Annotating

Papers on the Mac and iPad have built in highlighting tools (on the Mac, invoked by hitting the control key over highlighted text, or on the iPad by holding a finger down and dragging). As I highlight or make notes in Papers , a separate layer is created in the PDF that keeps track of annotation information. As I annotate, each highlight and note appears under the “Notes” tab in Papers.Notes Tab in PapersIf I find a paper I’d like to read that’s not in my library I copy and paste the title and author to my OmniFocus Inbox-to be gathered during a future collecting binge. This way I don’t interrupt what I’m doing.After I’m done highlighting and note taking, I write a single summary note that captures the essence of the paper. At this point I also tag the paper Papers Keywords. Once I’ve completed my summary, if I’ve been reading on my iPad, I synchronize the PDF back to Papers on my Mac. After syncing, the annotations I made on the iPad are available on the Mac (and visa versa). If I’ve been reading on my Mac, I don’t need to synchronize to perform the next step.Once the annotated PDF is in the Papers collection on my Mac, I go to File:Export:Notes within Papers (make sure the “export selected paper” is highlighted and RTF is selected) to export a Notes file to a folder on my Desktop. RTF format is important–Devonthink relies on it.Export Notes from PapersA limitation of Papers is that it can’t export each note or highlight separately–it dumps all my annotations into a single file. I open the file and cut and paste each individual note (that represents a single highlight) into its own file. I then comment on the highlighted passage. Finally, I use the “Magic Manuscript” feature of Papers (invoked by hitting my Option Key twice) to append the citation reference to each statement.Extracted Note with Magic Manuscript CitationFinally, I drag each RTF into to the “Supplemental Files” tab of the Papers. This saves each comment in a supplemental folder residing side-by-side with the manuscript in the Papers Dropbox hierarchy.Adding RTF to Supplemental Files in PapersThe next step of the workflow uses the “Indexing” feature of Devonthink Pro Office. Using Devonthink, it is possible to index (or reference) any folder on your hard drive. This makes the contents of PDFs and RTFs available to Devonthinks Artificial Intelligence without directly importing the information into a Devonthink Database.I created a Devonthink Literature Database that indexes (does not import) my Papers2 Folder. I did this the first time by opening the File:Index… Menu item in Devonthink and navigating to the Papers Folder in Dropbox. All subsequent updates are done by opening my Literature Database, highlighting the indexed “Papers2” Folder, and navigating to File:Update Indexed Items. Indexing can takes quite some time–be patient.Devonthink IndexingThis all sounds complicated, but trust me, it’s worth it. What this allows me to do is open Devonthink and find any statement, concept, or related item quickly. I can then cherry pick comments related to my search and paste them into a draft document with little modification.When I’m writing, I take all related concepts and paste all of them into a single card in Scrivener. This allows me to arrange, and rearrange information to help support my argument. Because I took the time up front to include the Magic Manuscript Index from Papers, no further searching or citation work is needed, until I’m ready to format my bibliography.Scrivener for iOS is under development–it is likely my workflow will change when it is released. Instead of using Scrivener, one might consider using Tinderbox –Derek’s tool of choice or the newly announced Scapple (by the makers of Scrivener). I will cover the next step of the writing process using these tools in an upcoming entry.

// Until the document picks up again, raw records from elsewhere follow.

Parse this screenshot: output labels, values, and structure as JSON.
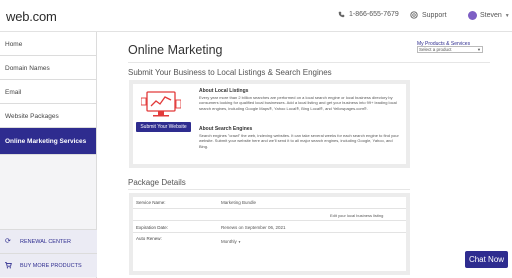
{
  "header": {
    "logo": "web.com",
    "phone": "1-866-655-7679",
    "support": "Support",
    "user": "Steven"
  },
  "sidebar": {
    "items": [
      {
        "label": "Home"
      },
      {
        "label": "Domain Names"
      },
      {
        "label": "Email"
      },
      {
        "label": "Website Packages"
      },
      {
        "label": "Online Marketing Services"
      }
    ],
    "renewal": "RENEWAL CENTER",
    "buy": "BUY MORE PRODUCTS"
  },
  "main": {
    "title": "Online Marketing",
    "products_link": "My Products & Services",
    "products_select": "Select a product",
    "submit_section_title": "Submit Your Business to Local Listings & Search Engines",
    "submit_button": "Submit Your Website",
    "local_title": "About Local Listings",
    "local_text": "Every year more than 2 billion searches are performed on a local search engine or local business directory by consumers looking for qualified local businesses. Add a local listing and get your business into 99+ leading local search engines, including Google Maps®, Yahoo Local®, Bing Local®, and Yellowpages.com®.",
    "search_title": "About Search Engines",
    "search_text": "Search engines \"crawl\" the web, indexing websites. It can take several weeks for each search engine to find your website. Submit your website here and we'll send it to all major search engines, including Google, Yahoo, and Bing.",
    "package_title": "Package Details",
    "rows": {
      "service_label": "Service Name:",
      "service_value": "Marketing Bundle",
      "edit_link": "Edit your local business listing",
      "expiration_label": "Expiration Date:",
      "expiration_value": "Renews on September 06, 2021",
      "autorenew_label": "Auto Renew:",
      "autorenew_value": "Monthly"
    }
  },
  "chat": "Chat Now",
  "colors": {
    "brand": "#2e2c8f",
    "illustration": "#e23a3a"
  }
}
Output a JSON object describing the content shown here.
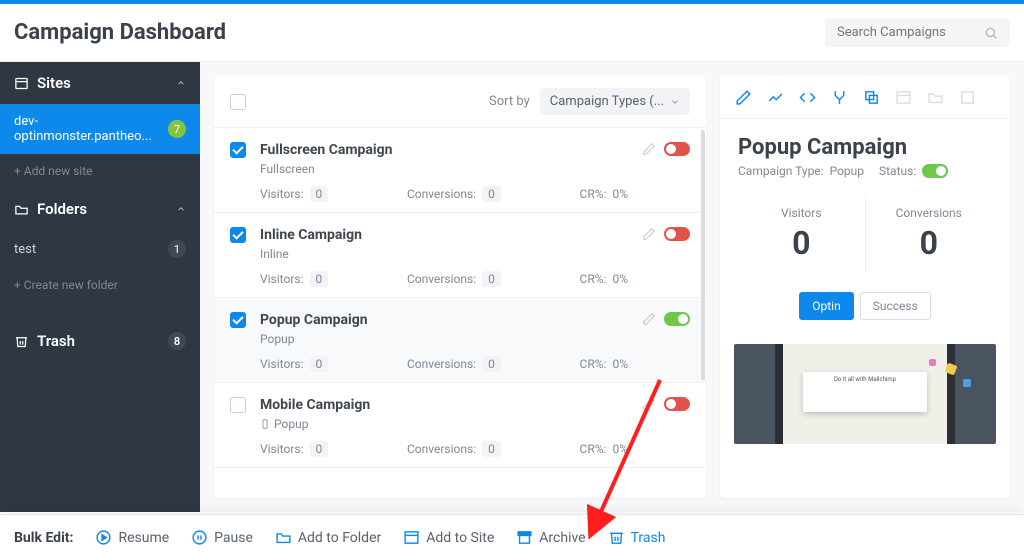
{
  "header": {
    "title": "Campaign Dashboard",
    "search_placeholder": "Search Campaigns"
  },
  "sidebar": {
    "sites_label": "Sites",
    "site_name": "dev-optinmonster.pantheo...",
    "site_count": "7",
    "add_site": "+ Add new site",
    "folders_label": "Folders",
    "folder_name": "test",
    "folder_count": "1",
    "add_folder": "+ Create new folder",
    "trash_label": "Trash",
    "trash_count": "8"
  },
  "list": {
    "sort_label": "Sort by",
    "sort_value": "Campaign Types (...",
    "rows": [
      {
        "title": "Fullscreen Campaign",
        "subtitle": "Fullscreen",
        "visitors_lbl": "Visitors:",
        "visitors": "0",
        "conv_lbl": "Conversions:",
        "conv": "0",
        "cr_lbl": "CR%:",
        "cr": "0%",
        "checked": true,
        "on": false
      },
      {
        "title": "Inline Campaign",
        "subtitle": "Inline",
        "visitors_lbl": "Visitors:",
        "visitors": "0",
        "conv_lbl": "Conversions:",
        "conv": "0",
        "cr_lbl": "CR%:",
        "cr": "0%",
        "checked": true,
        "on": false
      },
      {
        "title": "Popup Campaign",
        "subtitle": "Popup",
        "visitors_lbl": "Visitors:",
        "visitors": "0",
        "conv_lbl": "Conversions:",
        "conv": "0",
        "cr_lbl": "CR%:",
        "cr": "0%",
        "checked": true,
        "on": true
      },
      {
        "title": "Mobile Campaign",
        "subtitle": "Popup",
        "visitors_lbl": "Visitors:",
        "visitors": "0",
        "conv_lbl": "Conversions:",
        "conv": "0",
        "cr_lbl": "CR%:",
        "cr": "0%",
        "checked": false,
        "on": false,
        "mobile": true
      }
    ]
  },
  "detail": {
    "title": "Popup Campaign",
    "type_label": "Campaign Type:",
    "type_value": "Popup",
    "status_label": "Status:",
    "visitors_label": "Visitors",
    "visitors_value": "0",
    "conversions_label": "Conversions",
    "conversions_value": "0",
    "optin_btn": "Optin",
    "success_btn": "Success"
  },
  "bulk": {
    "label": "Bulk Edit:",
    "resume": "Resume",
    "pause": "Pause",
    "add_folder": "Add to Folder",
    "add_site": "Add to Site",
    "archive": "Archive",
    "trash": "Trash"
  }
}
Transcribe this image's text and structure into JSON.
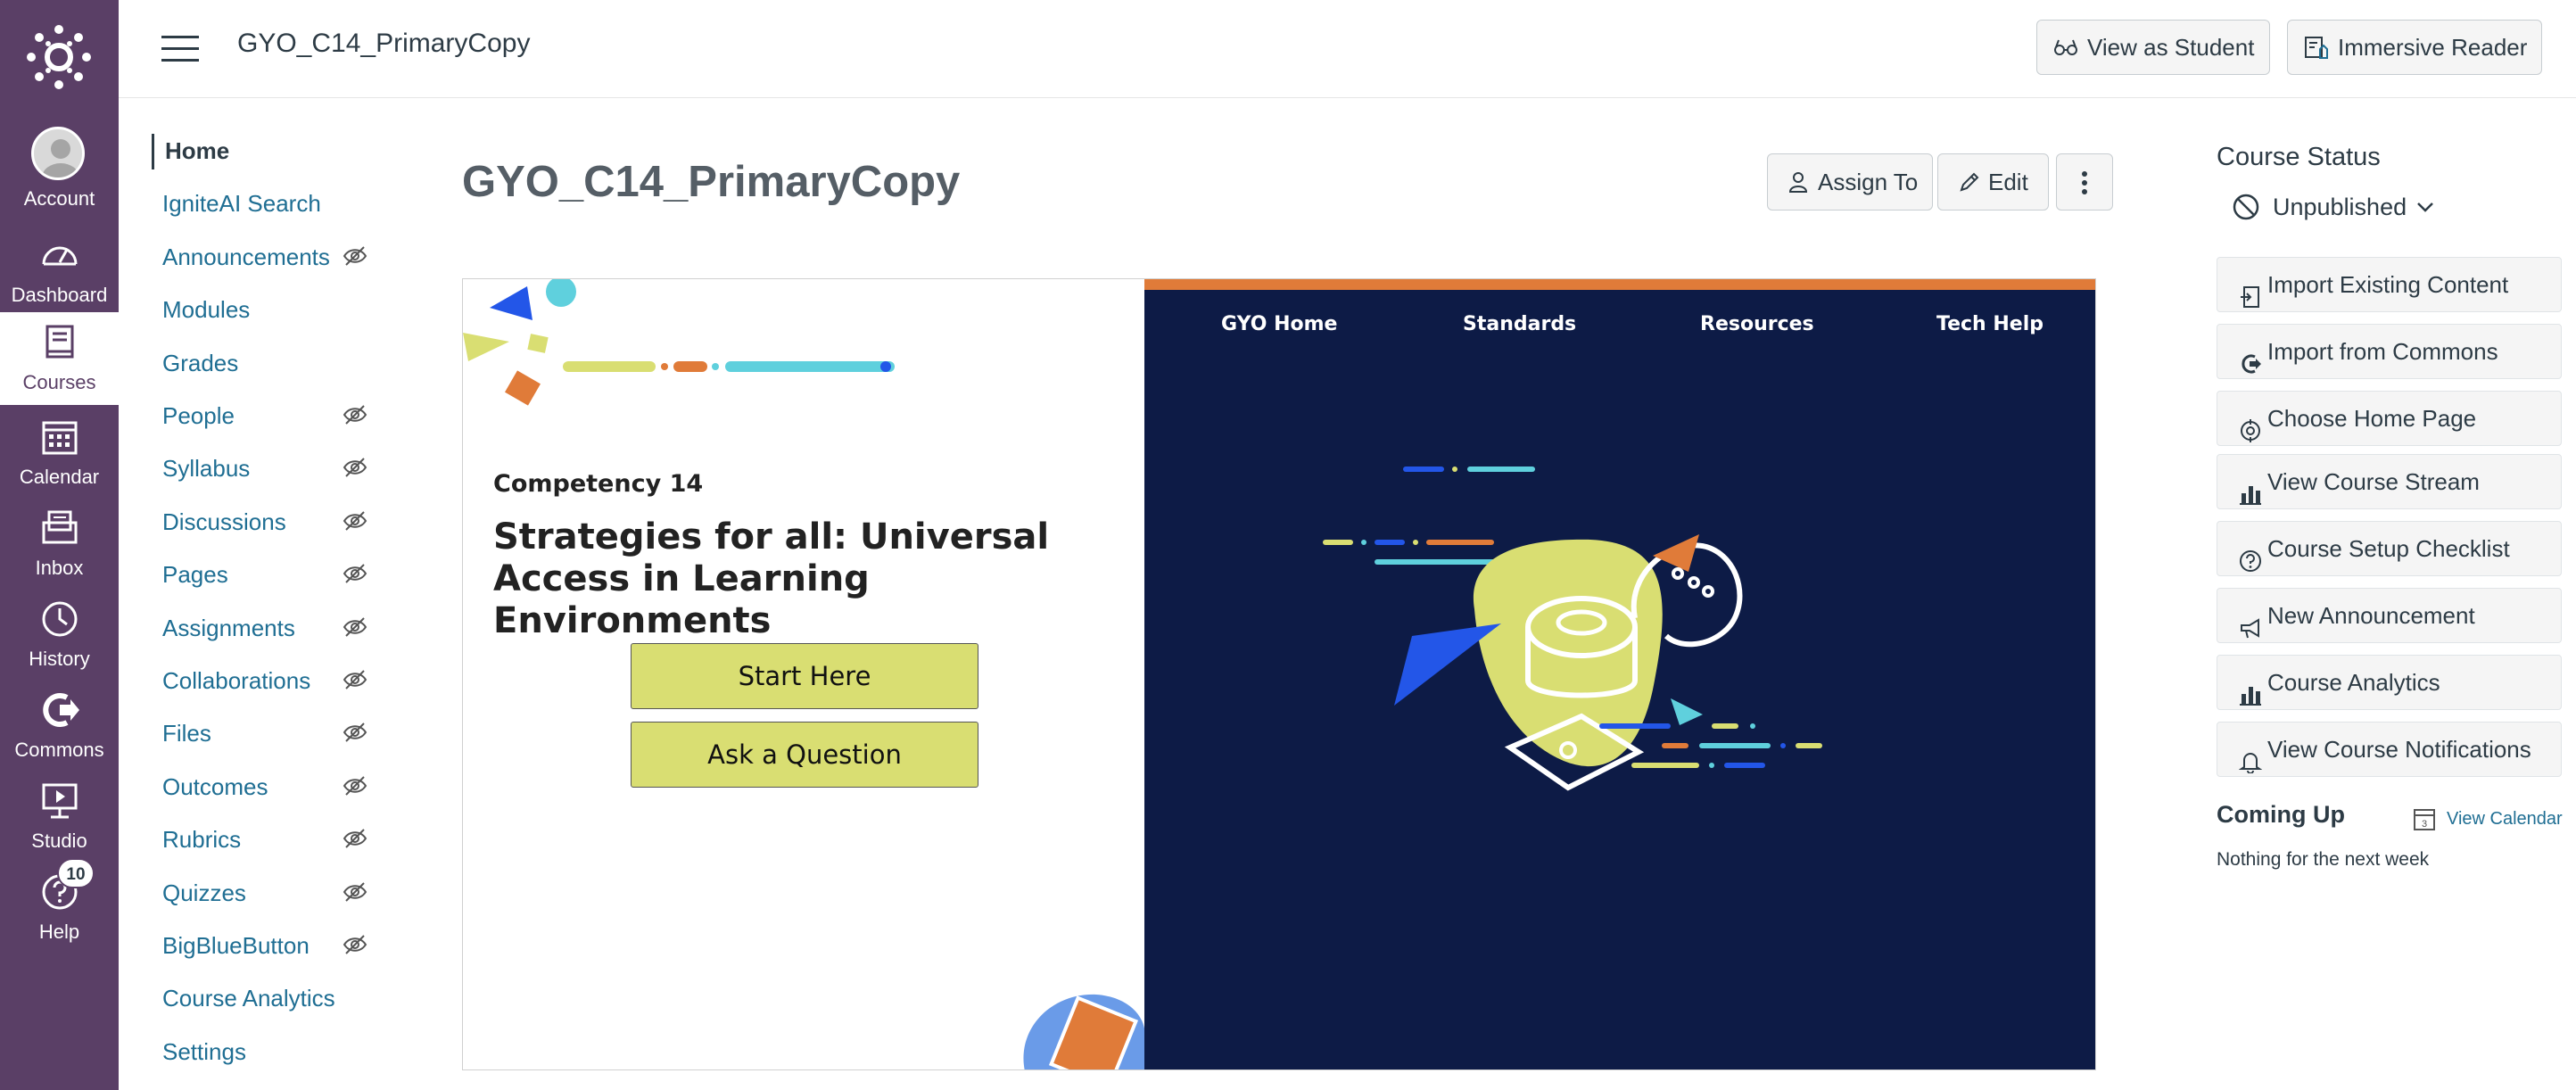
{
  "global_nav": {
    "items": [
      {
        "label": "Account",
        "icon": "account-icon"
      },
      {
        "label": "Dashboard",
        "icon": "dashboard-icon"
      },
      {
        "label": "Courses",
        "icon": "courses-icon"
      },
      {
        "label": "Calendar",
        "icon": "calendar-icon"
      },
      {
        "label": "Inbox",
        "icon": "inbox-icon"
      },
      {
        "label": "History",
        "icon": "history-icon"
      },
      {
        "label": "Commons",
        "icon": "commons-icon"
      },
      {
        "label": "Studio",
        "icon": "studio-icon"
      },
      {
        "label": "Help",
        "icon": "help-icon"
      }
    ],
    "help_badge": "10",
    "active": "Courses"
  },
  "header": {
    "course_title": "GYO_C14_PrimaryCopy",
    "view_as_student": "View as Student",
    "immersive_reader": "Immersive Reader"
  },
  "course_nav": {
    "items": [
      {
        "label": "Home",
        "hidden": false
      },
      {
        "label": "IgniteAI Search",
        "hidden": false
      },
      {
        "label": "Announcements",
        "hidden": true
      },
      {
        "label": "Modules",
        "hidden": false
      },
      {
        "label": "Grades",
        "hidden": false
      },
      {
        "label": "People",
        "hidden": true
      },
      {
        "label": "Syllabus",
        "hidden": true
      },
      {
        "label": "Discussions",
        "hidden": true
      },
      {
        "label": "Pages",
        "hidden": true
      },
      {
        "label": "Assignments",
        "hidden": true
      },
      {
        "label": "Collaborations",
        "hidden": true
      },
      {
        "label": "Files",
        "hidden": true
      },
      {
        "label": "Outcomes",
        "hidden": true
      },
      {
        "label": "Rubrics",
        "hidden": true
      },
      {
        "label": "Quizzes",
        "hidden": true
      },
      {
        "label": "BigBlueButton",
        "hidden": true
      },
      {
        "label": "Course Analytics",
        "hidden": false
      },
      {
        "label": "Settings",
        "hidden": false
      }
    ]
  },
  "main": {
    "heading": "GYO_C14_PrimaryCopy",
    "assign_to": "Assign To",
    "edit": "Edit",
    "banner": {
      "nav": [
        "GYO Home",
        "Standards",
        "Resources",
        "Tech Help"
      ],
      "competency": "Competency 14",
      "headline": "Strategies for all: Universal Access in Learning Environments",
      "start_here": "Start Here",
      "ask_question": "Ask a Question"
    }
  },
  "sidebar": {
    "course_status_title": "Course Status",
    "status": "Unpublished",
    "buttons": [
      {
        "label": "Import Existing Content",
        "icon": "import-icon"
      },
      {
        "label": "Import from Commons",
        "icon": "commons-icon"
      },
      {
        "label": "Choose Home Page",
        "icon": "target-icon"
      },
      {
        "label": "View Course Stream",
        "icon": "bar-chart-icon"
      },
      {
        "label": "Course Setup Checklist",
        "icon": "question-circle-icon"
      },
      {
        "label": "New Announcement",
        "icon": "megaphone-icon"
      },
      {
        "label": "Course Analytics",
        "icon": "bar-chart-icon"
      },
      {
        "label": "View Course Notifications",
        "icon": "bell-icon"
      }
    ],
    "coming_up": "Coming Up",
    "view_calendar": "View Calendar",
    "nothing": "Nothing for the next week"
  },
  "colors": {
    "nav_bg": "#5a3f66",
    "link": "#1f6e93",
    "banner_dark": "#0d1b46",
    "banner_yellow": "#d9de72",
    "banner_orange": "#e07b39"
  }
}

Closing

In this entry I’ve covered my annotation workflow and how I make use of my annotations when writing. Using Dropbox, I can access my highlighted manuscripts from anywhere. Using a combination of Papers and Devonthink I can make use of my annotations saving me countless hours of time when writing.